A few weeks ago, my youngest one (he turned 3 in May) started stuttering. At first it was cute, but now it's getting a little bit annoying because he gets so annoyed by it. I'm not worried about it, because it seems clear to me that it's part of the disequilibrium phase Ames & Ilg talk about in their 2-year-old and 3-year-old books. It came out of nowhere, and is happening simultaneously with a huge growth spurt (I think he's grown 2 inches in the past two weeks) and a bunch of new skills and a cranky, brittle stage.
Once again, it appears I'm not the only one. Kathy writes:
"My almost 2 ½ year old son has been a really good talker for the last 4 months or so. Vocabulary was going well and he was easy to understand. Then he started stuttering a week and a half ago. He’d just gone through a growth spurt and then began sleeping 5 hours straight and even through the night on occasion (something new for us, and I have no idea if it is related to the stuttering). Then about a week later the stuttering started. At first it was him repeating the word “you” at the beginning of the sentence. Then it was a few more words at the start of sentences. Now it’s all through his speech. We corrected the first couple of days, then found out not to do that, just be patient and talk slowly yourself. The doctor didn’t seem concerned at this point, and said if he is still having trouble at three, then they will review it then.

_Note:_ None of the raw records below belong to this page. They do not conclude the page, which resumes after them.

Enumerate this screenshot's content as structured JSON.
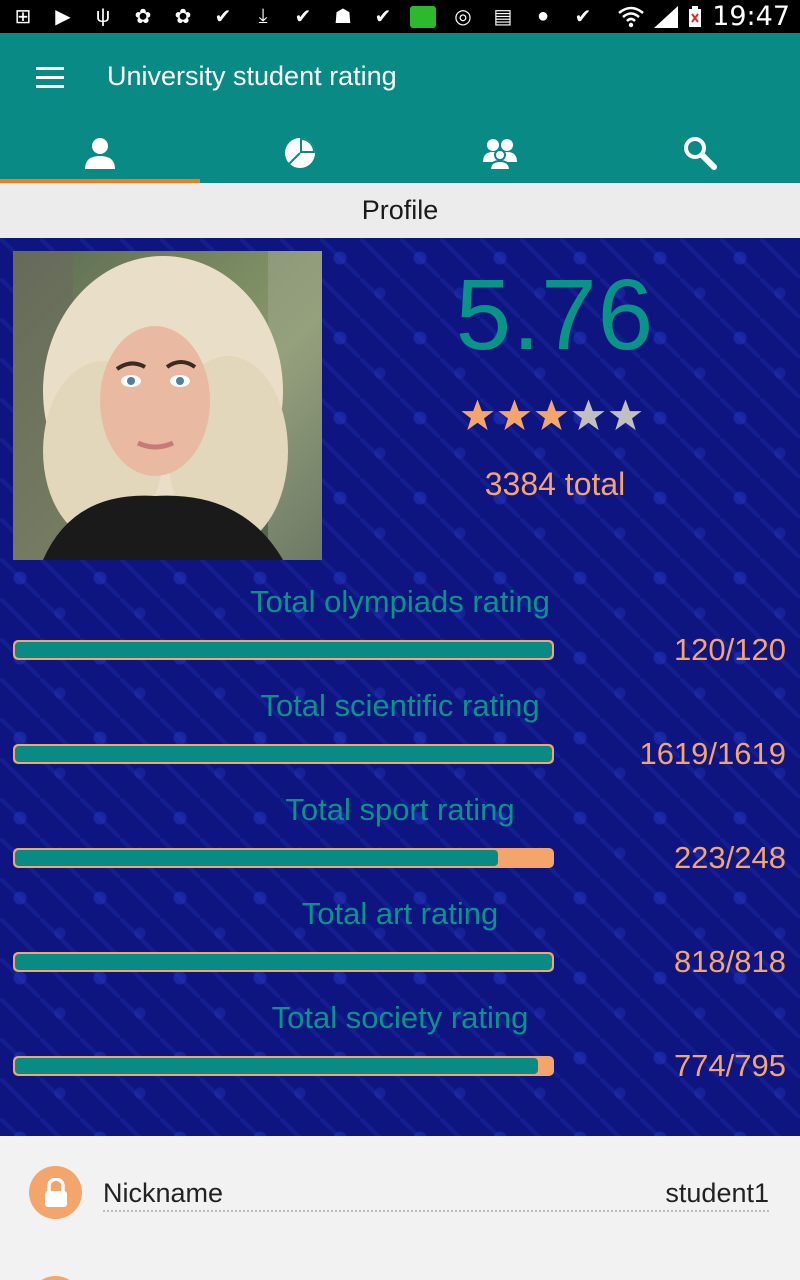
{
  "status_bar": {
    "time": "19:47",
    "icons": [
      "add-box-icon",
      "youtube-icon",
      "usb-icon",
      "paw-icon",
      "paw-icon",
      "check-icon",
      "download-icon",
      "check-icon",
      "android-icon",
      "check-icon",
      "screen-icon",
      "wireless-icon",
      "file-icon",
      "badge-icon",
      "check-icon",
      "wifi-icon",
      "signal-icon",
      "battery-icon"
    ]
  },
  "app_bar": {
    "title": "University student rating",
    "tabs": [
      {
        "icon": "person-icon",
        "active": true
      },
      {
        "icon": "pie-chart-icon",
        "active": false
      },
      {
        "icon": "group-icon",
        "active": false
      },
      {
        "icon": "search-icon",
        "active": false
      }
    ]
  },
  "section": {
    "title": "Profile"
  },
  "profile": {
    "score": "5.76",
    "stars_filled": 3,
    "stars_total": 5,
    "total_text": "3384 total",
    "ratings": [
      {
        "label": "Total olympiads rating",
        "value": "120/120",
        "fraction": 1.0
      },
      {
        "label": "Total scientific rating",
        "value": "1619/1619",
        "fraction": 1.0
      },
      {
        "label": "Total sport rating",
        "value": "223/248",
        "fraction": 0.899
      },
      {
        "label": "Total art rating",
        "value": "818/818",
        "fraction": 1.0
      },
      {
        "label": "Total society rating",
        "value": "774/795",
        "fraction": 0.974
      }
    ]
  },
  "details": {
    "items": [
      {
        "label": "Nickname",
        "value": "student1"
      }
    ]
  },
  "colors": {
    "teal": "#0a8a84",
    "accent_orange": "#f07b22",
    "peach": "#f4a56b",
    "navy": "#0e1480",
    "star_filled": "#f4a56b",
    "star_empty": "#c0c0c0"
  }
}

Is it really that normal? He gets so frustrated, and even will hold his chin like he’s trying to stop himself from stuttering. It is really hard to watch. There are times when he will even break down and say he can’t do it. I am looking for any tips on what to do and or expect from this."
It's so normal, but so frustrating, isn't it? To reassure you, it is all about the growth spurts and developmental things. He'll be really smooth at some times and then jerky and clumsy at others. The stuttering is part of that.
I wish I knew what to do to help him. My guy's old enough that he can still make himself understood past the stuttering, but with such a new talker it's a different ballgame. Does anyone have any tips for Kathy to help her and her son get past this phase? I've just been ignoring it, but it also isn't as cumbersome for my not-so-little guy.